----- Record excerpts -----

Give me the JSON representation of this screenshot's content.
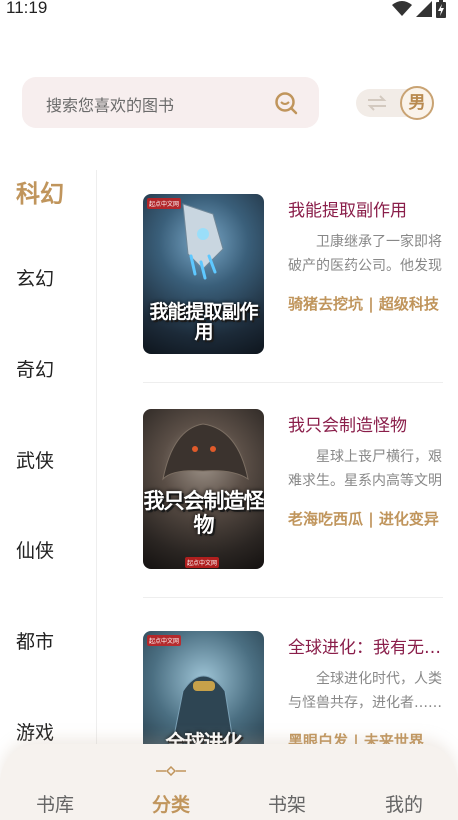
{
  "status": {
    "time": "11:19"
  },
  "search": {
    "placeholder": "搜索您喜欢的图书"
  },
  "gender": {
    "label": "男"
  },
  "categories": [
    "科幻",
    "玄幻",
    "奇幻",
    "武侠",
    "仙侠",
    "都市",
    "游戏"
  ],
  "active_category": "科幻",
  "books": [
    {
      "title": "我能提取副作用",
      "desc": "卫康继承了一家即将破产的医药公司。他发现自己能从药品中提取副作用，并将其转化为特殊能力……",
      "meta": "骑猪去挖坑 | 超级科技",
      "cover_text": "我能提取副作用",
      "cover_pub": "起点中文网"
    },
    {
      "title": "我只会制造怪物",
      "desc": "星球上丧尸横行，艰难求生。星系内高等文明环伺……",
      "meta": "老海吃西瓜 | 进化变异",
      "cover_text": "我只会制造怪物",
      "cover_pub": "起点中文网"
    },
    {
      "title": "全球进化：我有无限天赋",
      "desc": "全球进化时代，人类与怪兽共存，进化者……",
      "meta": "黑眼白发 | 未来世界",
      "cover_text": "全球进化",
      "cover_pub": "起点中文网"
    }
  ],
  "nav": {
    "items": [
      "书库",
      "分类",
      "书架",
      "我的"
    ],
    "active": "分类"
  },
  "colors": {
    "accent": "#c0955c",
    "title": "#8a1e4a",
    "search_bg": "#f7eeee"
  }
}
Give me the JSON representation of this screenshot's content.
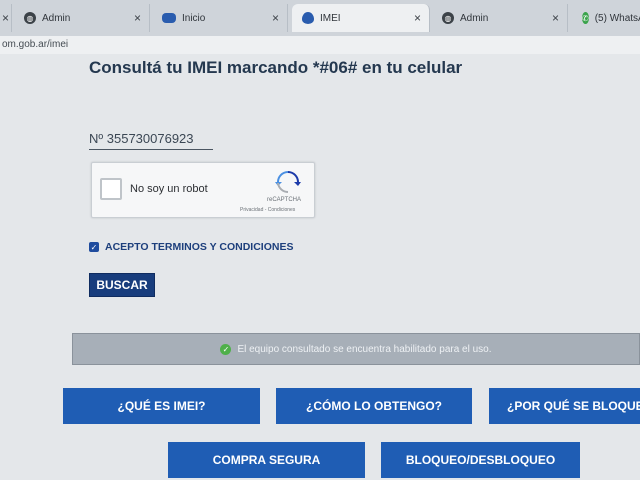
{
  "tabs": [
    {
      "label": "Admin",
      "icon": "globe-icon",
      "close": "×"
    },
    {
      "label": "Inicio",
      "icon": "site-logo-icon",
      "close": "×"
    },
    {
      "label": "IMEI",
      "icon": "argentina-logo-icon",
      "close": "×"
    },
    {
      "label": "Admin",
      "icon": "globe-icon",
      "close": "×"
    },
    {
      "label": "(5) WhatsA",
      "icon": "whatsapp-icon",
      "close": ""
    }
  ],
  "address": {
    "url": "om.gob.ar/imei"
  },
  "main": {
    "heading": "Consultá tu IMEI marcando *#06# en tu celular",
    "imei_value": "Nº  355730076923",
    "captcha": {
      "label": "No soy un robot",
      "brand": "reCAPTCHA",
      "links": "Privacidad - Condiciones"
    },
    "terms_label": "ACEPTO TERMINOS Y CONDICIONES",
    "search_button": "BUSCAR",
    "alert_message": "El equipo consultado se encuentra habilitado para el uso.",
    "nav_buttons": [
      {
        "label": "¿QUÉ ES IMEI?"
      },
      {
        "label": "¿CÓMO LO OBTENGO?"
      },
      {
        "label": "¿POR QUÉ SE BLOQUEA?"
      },
      {
        "label": "COMPRA SEGURA"
      },
      {
        "label": "BLOQUEO/DESBLOQUEO"
      }
    ]
  },
  "colors": {
    "primary_button": "#183d7d",
    "nav_button": "#1f5db4",
    "heading": "#24384f",
    "success": "#4fb04a"
  }
}
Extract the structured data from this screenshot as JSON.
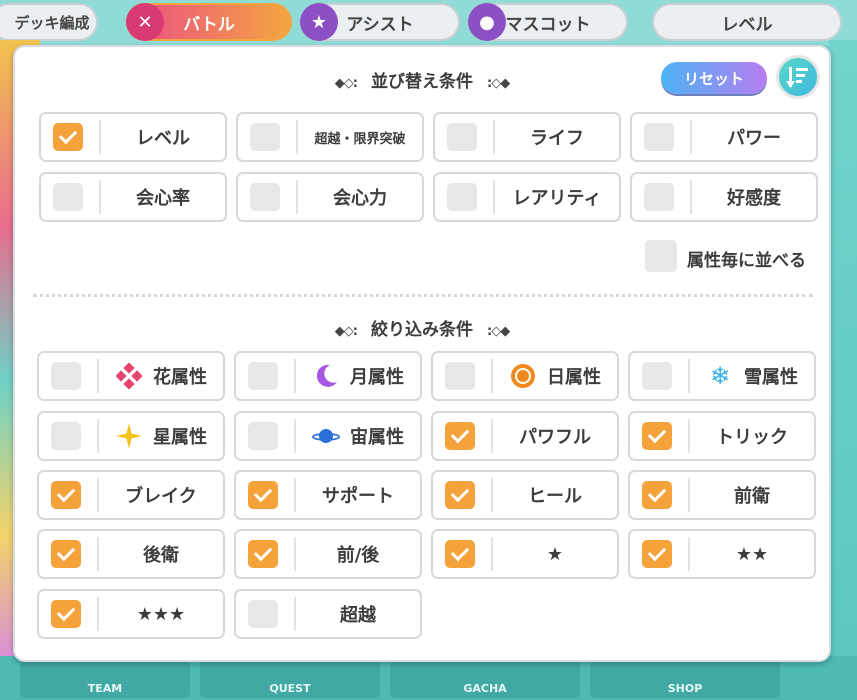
{
  "top_tabs": [
    {
      "label": "デッキ編成"
    },
    {
      "label": "バトル",
      "active": true
    },
    {
      "label": "アシスト"
    },
    {
      "label": "マスコット"
    },
    {
      "label": "レベル"
    }
  ],
  "bottom_nav": [
    {
      "label": "TEAM"
    },
    {
      "label": "QUEST"
    },
    {
      "label": "GACHA"
    },
    {
      "label": "SHOP"
    }
  ],
  "sort_section": {
    "title": "並び替え条件",
    "reset_label": "リセット",
    "options": [
      {
        "label": "レベル",
        "checked": true
      },
      {
        "label": "超越・限界突破",
        "checked": false
      },
      {
        "label": "ライフ",
        "checked": false
      },
      {
        "label": "パワー",
        "checked": false
      },
      {
        "label": "会心率",
        "checked": false
      },
      {
        "label": "会心力",
        "checked": false
      },
      {
        "label": "レアリティ",
        "checked": false
      },
      {
        "label": "好感度",
        "checked": false
      }
    ],
    "group_by_attribute_label": "属性毎に並べる",
    "group_by_attribute_checked": false
  },
  "filter_section": {
    "title": "絞り込み条件",
    "options": [
      {
        "label": "花属性",
        "checked": false,
        "icon": "flower-icon"
      },
      {
        "label": "月属性",
        "checked": false,
        "icon": "moon-icon"
      },
      {
        "label": "日属性",
        "checked": false,
        "icon": "sun-icon"
      },
      {
        "label": "雪属性",
        "checked": false,
        "icon": "snowflake-icon"
      },
      {
        "label": "星属性",
        "checked": false,
        "icon": "star-icon"
      },
      {
        "label": "宙属性",
        "checked": false,
        "icon": "planet-icon"
      },
      {
        "label": "パワフル",
        "checked": true
      },
      {
        "label": "トリック",
        "checked": true
      },
      {
        "label": "ブレイク",
        "checked": true
      },
      {
        "label": "サポート",
        "checked": true
      },
      {
        "label": "ヒール",
        "checked": true
      },
      {
        "label": "前衛",
        "checked": true
      },
      {
        "label": "後衛",
        "checked": true
      },
      {
        "label": "前/後",
        "checked": true
      },
      {
        "label": "★",
        "checked": true
      },
      {
        "label": "★★",
        "checked": true
      },
      {
        "label": "★★★",
        "checked": true
      },
      {
        "label": "超越",
        "checked": false
      }
    ]
  },
  "colors": {
    "checkbox_on": "#f5a23a",
    "checkbox_off": "#e6e7e9",
    "flower": "#e9466f",
    "moon": "#a857e0",
    "sun": "#f08a1e",
    "snow": "#2fb2e8",
    "star": "#f3c21b",
    "planet": "#2c6fd8"
  }
}
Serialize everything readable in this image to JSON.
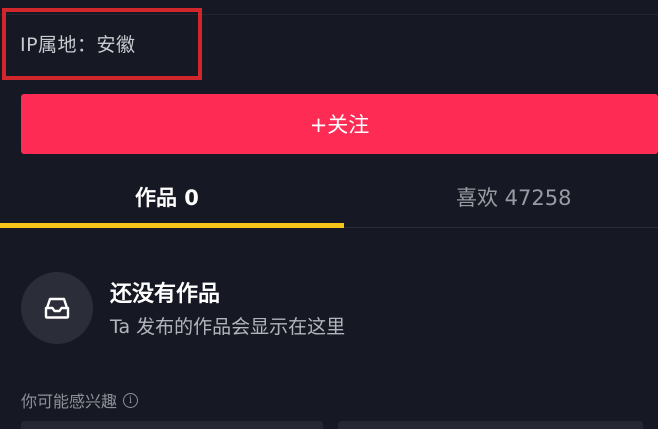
{
  "profile": {
    "ip_location_text": "IP属地：安徽"
  },
  "actions": {
    "follow_label": "+关注"
  },
  "tabs": [
    {
      "label": "作品 0",
      "active": true
    },
    {
      "label": "喜欢 47258",
      "active": false
    }
  ],
  "empty_state": {
    "icon": "inbox-tray-icon",
    "title": "还没有作品",
    "subtitle": "Ta 发布的作品会显示在这里"
  },
  "recommendations": {
    "label": "你可能感兴趣",
    "info_icon": "info-icon"
  },
  "colors": {
    "background": "#161823",
    "accent": "#fe2c55",
    "tab_indicator": "#f7c51a",
    "highlight_box": "#d2262d"
  }
}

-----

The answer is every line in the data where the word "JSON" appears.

#### Exercise answer:
Give me the JSON representation of this screenshot's content.
Give me the JSON representation of this screenshot's content.
Extract the structured data from this screenshot as JSON.
Serialize everything readable in this image to JSON.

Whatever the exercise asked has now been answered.